Myanmar – Inle Lake
A one hour propeller plane flight delivered us to tiny Heho airport where we were met by Eie-Eie, our guide from the Pao tribe in Chan State. A young woman with a warm smile and silken long black hair, she was dressed in the traditional Myanmar style: An ankle length woven lunghi wrapped around her waist, topped by a colorful, patterned, silk blouse.
We drove through mountain passes, villages, and lush valleys to Inle Lake. Forty-five square miles in size, it has a population of 100,000 people living in villages built IN the lake.

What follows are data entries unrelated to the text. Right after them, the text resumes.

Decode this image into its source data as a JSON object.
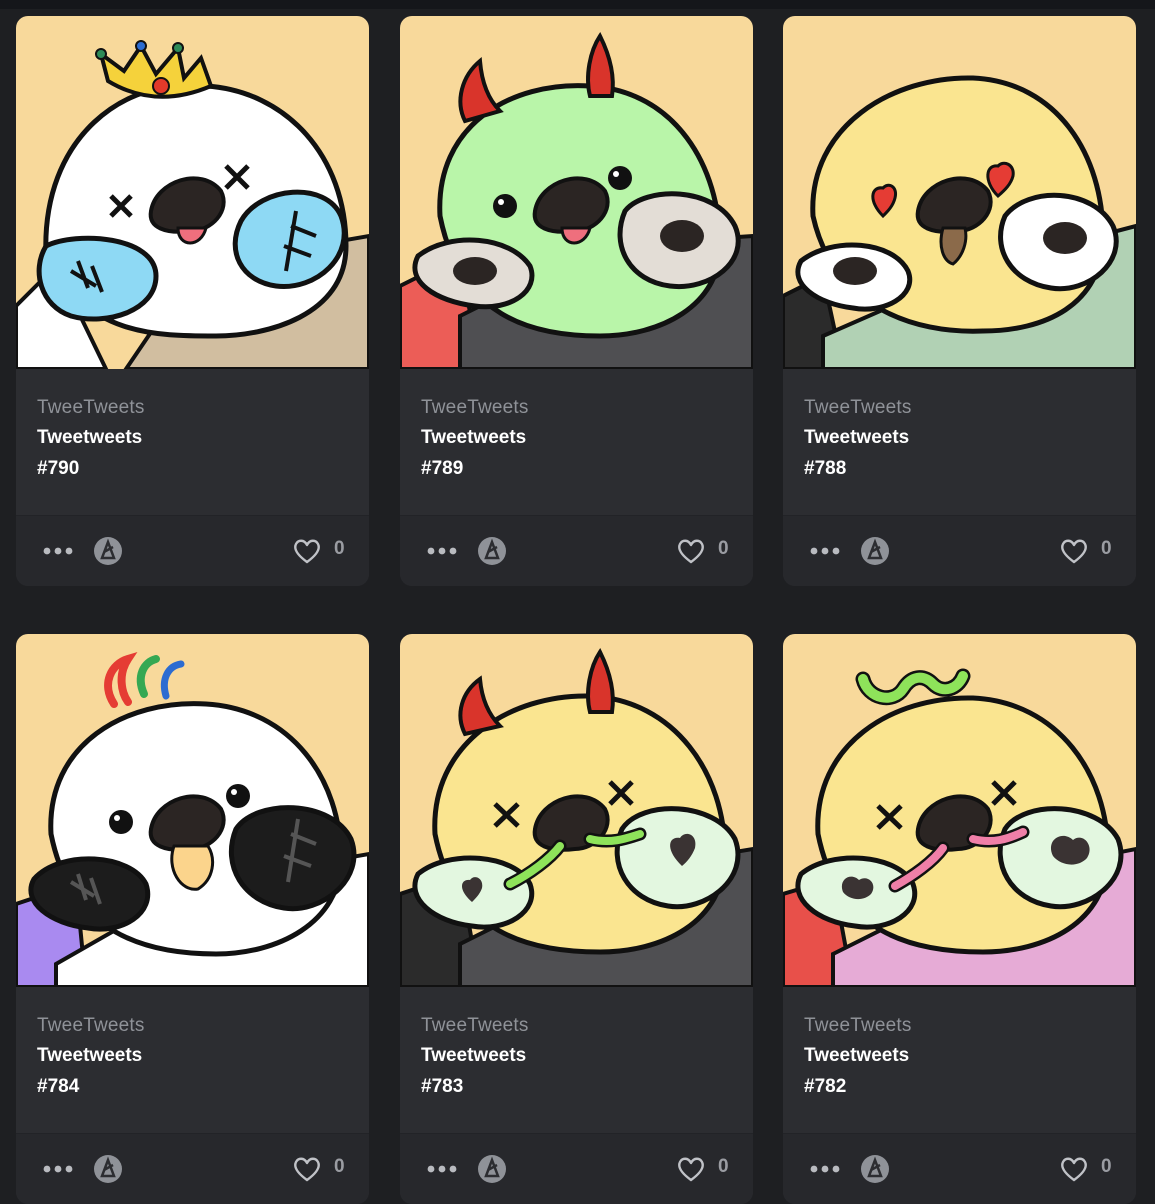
{
  "colors": {
    "page_background": "#1e1f22",
    "card_background": "#2c2d31",
    "card_footer": "#27282c",
    "collection_text": "#8f9298",
    "title_text": "#ffffff",
    "art_background": "#f8d99b"
  },
  "cards": [
    {
      "collection": "TweeTweets",
      "name": "Tweetweets",
      "number": "#790",
      "likes": "0",
      "trait": "crown, x eyes, stitched blue cheeks"
    },
    {
      "collection": "TweeTweets",
      "name": "Tweetweets",
      "number": "#789",
      "likes": "0",
      "trait": "devil horns, green head"
    },
    {
      "collection": "TweeTweets",
      "name": "Tweetweets",
      "number": "#788",
      "likes": "0",
      "trait": "heart eyes, yellow head"
    },
    {
      "collection": "TweeTweets",
      "name": "Tweetweets",
      "number": "#784",
      "likes": "0",
      "trait": "rainbow crest, white head"
    },
    {
      "collection": "TweeTweets",
      "name": "Tweetweets",
      "number": "#783",
      "likes": "0",
      "trait": "devil horns, worm"
    },
    {
      "collection": "TweeTweets",
      "name": "Tweetweets",
      "number": "#782",
      "likes": "0",
      "trait": "worm on head, pink worm"
    }
  ],
  "icons": {
    "more": "more-options-icon",
    "chain": "blockchain-logo-icon",
    "like": "heart-icon"
  }
}
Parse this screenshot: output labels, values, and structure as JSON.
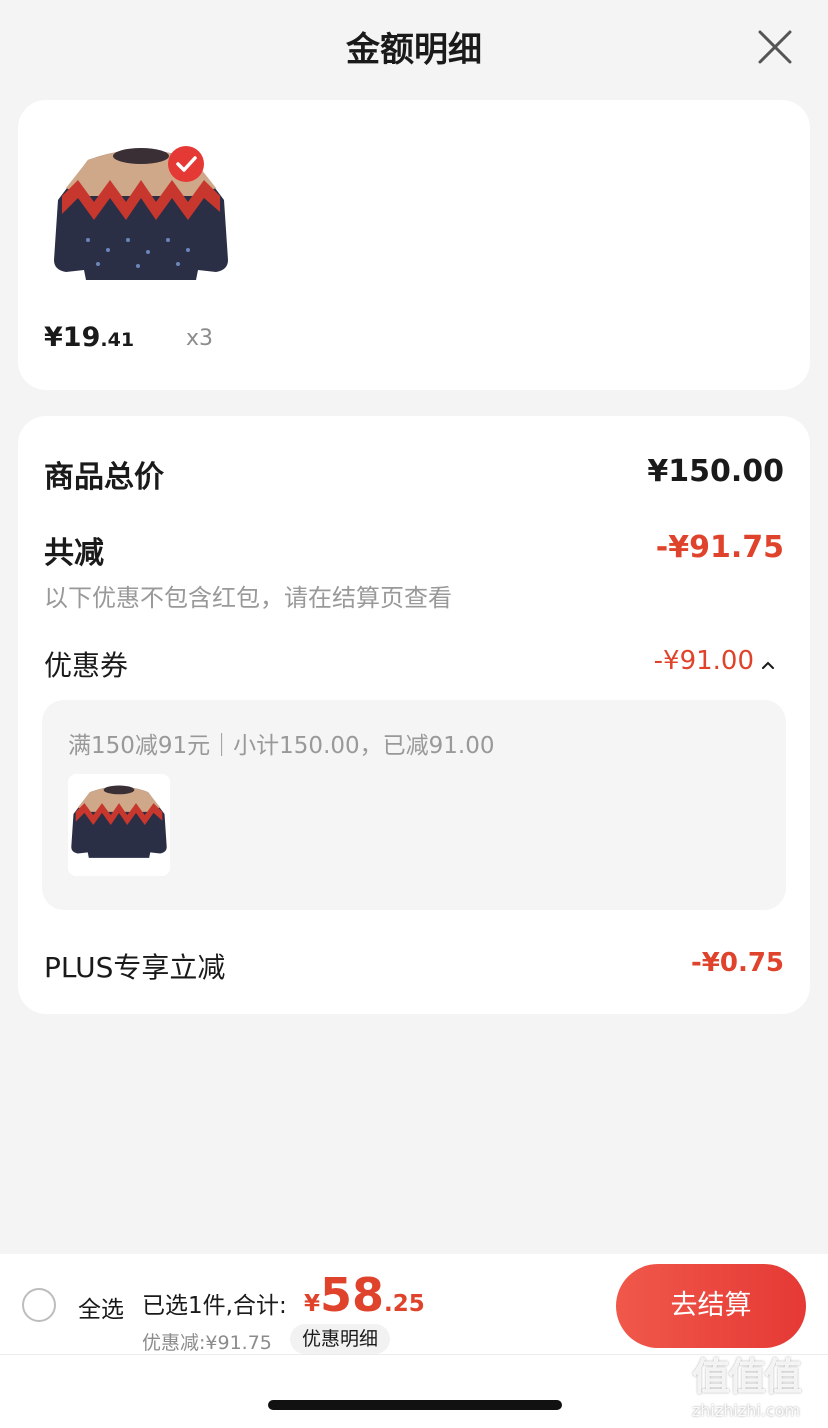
{
  "header": {
    "title": "金额明细"
  },
  "items_card": {
    "items": [
      {
        "price_main": "¥19",
        "price_decimal": ".41",
        "quantity": "x3",
        "selected": true
      }
    ]
  },
  "summary": {
    "total_label": "商品总价",
    "total_value": "¥150.00",
    "reduction_label": "共减",
    "reduction_value": "-¥91.75",
    "note": "以下优惠不包含红包，请在结算页查看",
    "coupon_label": "优惠券",
    "coupon_value": "-¥91.00",
    "coupon_desc": "满150减91元｜小计150.00，已减91.00",
    "plus_label": "PLUS专享立减",
    "plus_value": "-¥0.75"
  },
  "bottom_bar": {
    "select_all_label": "全选",
    "selected_info": "已选1件,合计:",
    "total_currency": "¥",
    "total_main": "58",
    "total_decimal": ".25",
    "discount_info": "优惠减:¥91.75",
    "detail_link": "优惠明细",
    "checkout_label": "去结算"
  },
  "watermark": {
    "glyphs": "值值值",
    "url": "zhizhizhi.com"
  },
  "colors": {
    "accent_red": "#e0432b",
    "checkout_gradient": [
      "#f0584a",
      "#e53935"
    ],
    "background": "#f4f4f4"
  }
}
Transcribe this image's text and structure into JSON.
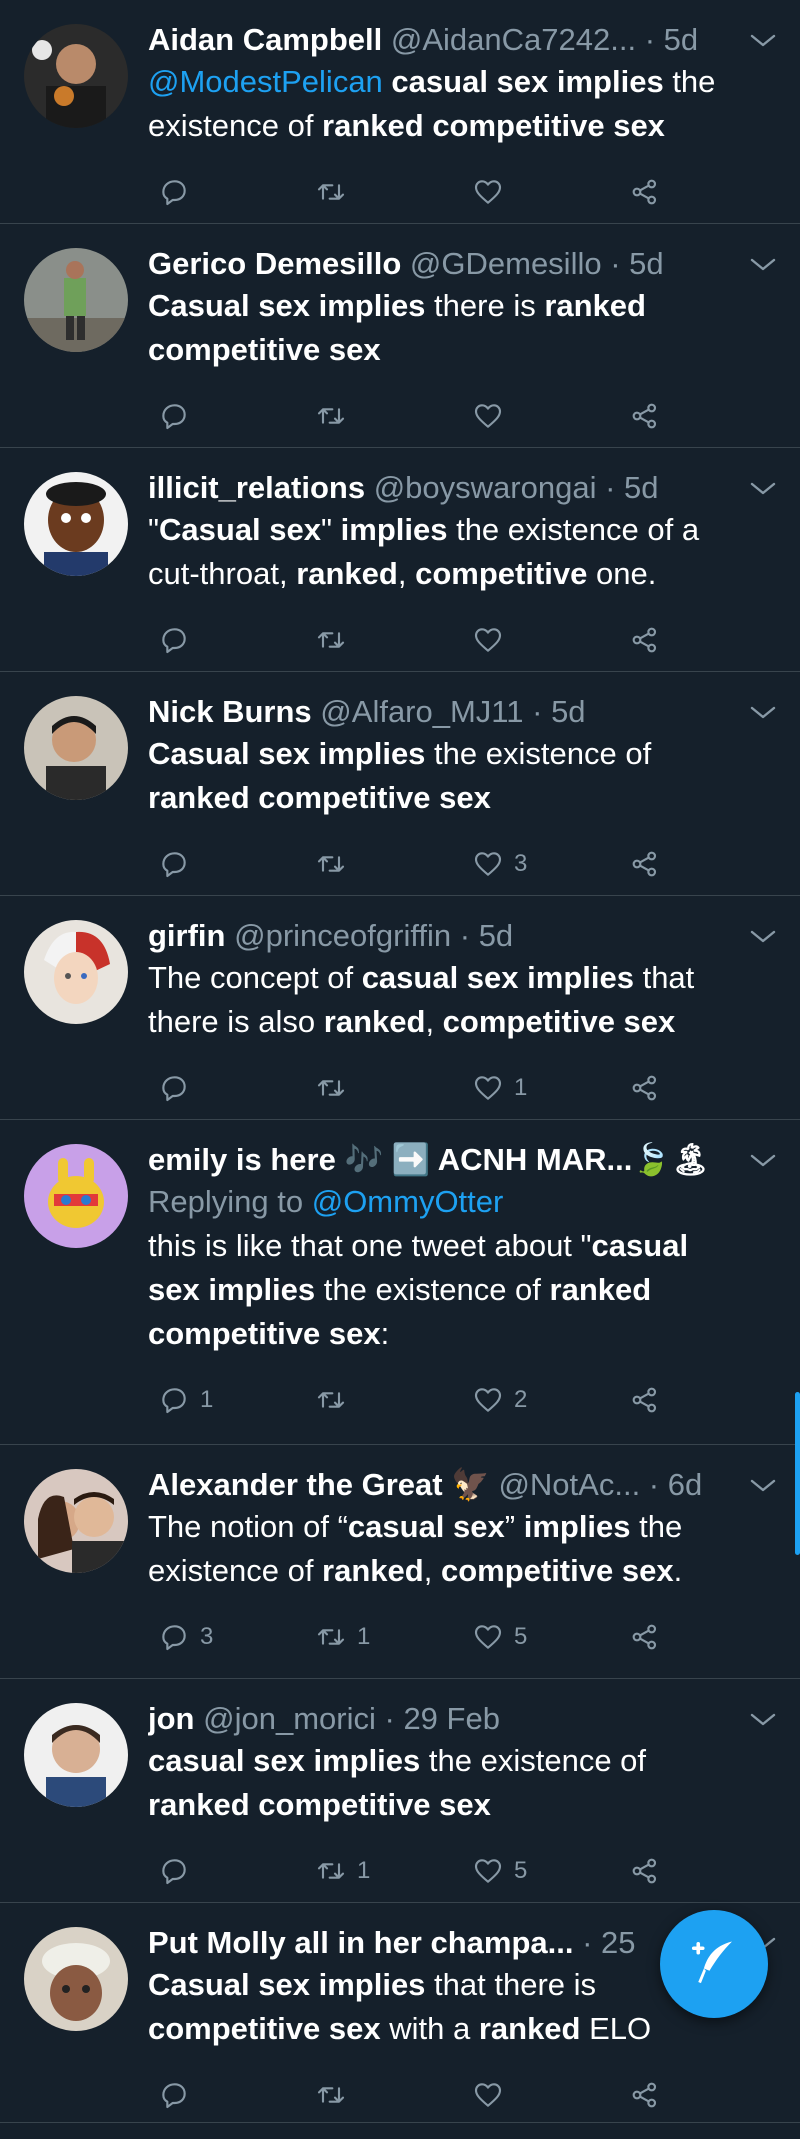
{
  "tweets": [
    {
      "name": "Aidan Campbell",
      "handle": "@AidanCa7242...",
      "time": "5d",
      "body": [
        {
          "t": "@ModestPelican ",
          "mention": true
        },
        {
          "t": "casual sex implies",
          "b": true
        },
        {
          "t": " the existence of "
        },
        {
          "t": "ranked competitive sex",
          "b": true
        }
      ],
      "reply": "",
      "retweet": "",
      "like": ""
    },
    {
      "name": "Gerico Demesillo",
      "handle": "@GDemesillo",
      "time": "5d",
      "body": [
        {
          "t": "Casual sex implies",
          "b": true
        },
        {
          "t": " there is "
        },
        {
          "t": "ranked competitive sex",
          "b": true
        }
      ],
      "reply": "",
      "retweet": "",
      "like": ""
    },
    {
      "name": "illicit_relations",
      "handle": "@boyswarongai",
      "time": "5d",
      "body": [
        {
          "t": "\""
        },
        {
          "t": "Casual sex",
          "b": true
        },
        {
          "t": "\" "
        },
        {
          "t": "implies",
          "b": true
        },
        {
          "t": " the existence of a cut-throat, "
        },
        {
          "t": "ranked",
          "b": true
        },
        {
          "t": ", "
        },
        {
          "t": "competitive",
          "b": true
        },
        {
          "t": " one."
        }
      ],
      "reply": "",
      "retweet": "",
      "like": ""
    },
    {
      "name": "Nick Burns",
      "handle": "@Alfaro_MJ11",
      "time": "5d",
      "body": [
        {
          "t": "Casual sex implies",
          "b": true
        },
        {
          "t": " the existence of "
        },
        {
          "t": "ranked competitive sex",
          "b": true
        }
      ],
      "reply": "",
      "retweet": "",
      "like": "3"
    },
    {
      "name": "girfin",
      "handle": "@princeofgriffin",
      "time": "5d",
      "body": [
        {
          "t": "The concept of "
        },
        {
          "t": "casual sex implies",
          "b": true
        },
        {
          "t": " that there is also "
        },
        {
          "t": "ranked",
          "b": true
        },
        {
          "t": ", "
        },
        {
          "t": "competitive sex",
          "b": true
        }
      ],
      "reply": "",
      "retweet": "",
      "like": "1"
    },
    {
      "name": "emily is here 🎶 ➡️ ACNH MAR...🍃🏝",
      "handle": "",
      "time": "",
      "replying_prefix": "Replying to ",
      "replying_to": "@OmmyOtter",
      "body": [
        {
          "t": "this is like that one tweet about \""
        },
        {
          "t": "casual sex implies",
          "b": true
        },
        {
          "t": " the existence of "
        },
        {
          "t": "ranked competitive sex",
          "b": true
        },
        {
          "t": ":"
        }
      ],
      "reply": "1",
      "retweet": "",
      "like": "2"
    },
    {
      "name": "Alexander the Great 🦅",
      "handle": "@NotAc...",
      "time": "6d",
      "body": [
        {
          "t": "The notion of “"
        },
        {
          "t": "casual sex",
          "b": true
        },
        {
          "t": "” "
        },
        {
          "t": "implies",
          "b": true
        },
        {
          "t": " the existence of "
        },
        {
          "t": "ranked",
          "b": true
        },
        {
          "t": ", "
        },
        {
          "t": "competitive sex",
          "b": true
        },
        {
          "t": "."
        }
      ],
      "reply": "3",
      "retweet": "1",
      "like": "5"
    },
    {
      "name": "jon",
      "handle": "@jon_morici",
      "time": "29 Feb",
      "body": [
        {
          "t": "casual sex implies",
          "b": true
        },
        {
          "t": " the existence of "
        },
        {
          "t": "ranked competitive sex",
          "b": true
        }
      ],
      "reply": "",
      "retweet": "1",
      "like": "5"
    },
    {
      "name": "Put Molly all in her champa...",
      "handle": "",
      "time": "25",
      "body": [
        {
          "t": "Casual sex implies",
          "b": true
        },
        {
          "t": " that there is "
        },
        {
          "t": "competitive sex",
          "b": true
        },
        {
          "t": " with a "
        },
        {
          "t": "ranked",
          "b": true
        },
        {
          "t": " ELO"
        }
      ],
      "reply": "",
      "retweet": "",
      "like": ""
    }
  ],
  "colors": {
    "background": "#15202b",
    "accent": "#1da1f2",
    "muted": "#8899a6",
    "divider": "#38444d"
  },
  "icons": {
    "reply": "reply-icon",
    "retweet": "retweet-icon",
    "like": "heart-icon",
    "share": "share-icon",
    "compose": "compose-tweet-icon"
  }
}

At the simple wood-planked dock, our boat driver was awaiting our arrival in his sleek, teak, longboat. We settled into padded wooden armchairs, draped plastic ponchos around us and sped off to uncover the sights of Inle Lake.
One of the first sights to greet us was the fishermen of Inle Lake. Watching them in motion is like watching a ballet. They stand on one leg on the very front of their slender boats, wrap their other leg around the oar, and paddle while lowering and lifting their nets.
An hour into our ride, we drove through a massive flowering lily pond dotted with white egrets and drew up to the jetty of the Inle Lake Treasure Resort. Cottages built on stilts in the water have views of the mountains on one side, and huge expanses of pink, floating lotus gardens, and rice paddies, on the opposite side.
We spent our days on the lake traveling between the villages built in the water. Each one is unique and in each one families of artisans have practiced their craft for generations. It fascinated me to witness how they have uncovered the value of every plant, leaf and flower, every type of wood, every variety of soil, to enable them to produce the items which have sustained their livelihood for generations. Everything is made using age-old manual skills.
We would travel into a village along narrow canals and stop to watch weaving, boat making, cigar making, blacksmiths creating tools and ornamental objects, silversmiths, and fruit and vegetable farming in the floating gardens.
We explored the early morning market where villagers in their tribal dress arrive before dawn to set up their stalls, tea shops, and makeshift barber shops.
The Phaung Daw Oo Pagoda, with its five golden Buddhas, is located in front of the marketplace. It receives a constant flow of worshippers who come to pay their respects and to add layer upon layer of gold leaf to the rotund Buddhas.Such a large amount of gold leaf has been applied, that one can no longer make out their features nor their body shape.
We visited the ‘long-necked’ (Karan tribe) who wrap bronze coils around their necks starting at age six. They start off wearing two or three coils and keep adding more as they age. The women who we met wore between fifteen and twenty-five coils. They rarely remove them.
We trekked through forests of bamboo where we came across a wedding ceremony in progress and children frolicking in the narrow river practicing their backward somersaults.
The trail delivered us to a forest of 1,054 stupas/pagodas, built during the reign of King Alaungsithou during the 12th Century. A magnificent sight under the dark, threatening storm clouds, punctuated by beams of golden sunshine.
Inle Lake truly is one of the treasures of Myanmar.
Highly Recommend : GULF TRAVELS AND TOURS
Tour Operation Manager : Mr.Kaung Si Thu
email : firstname.lastname@example.org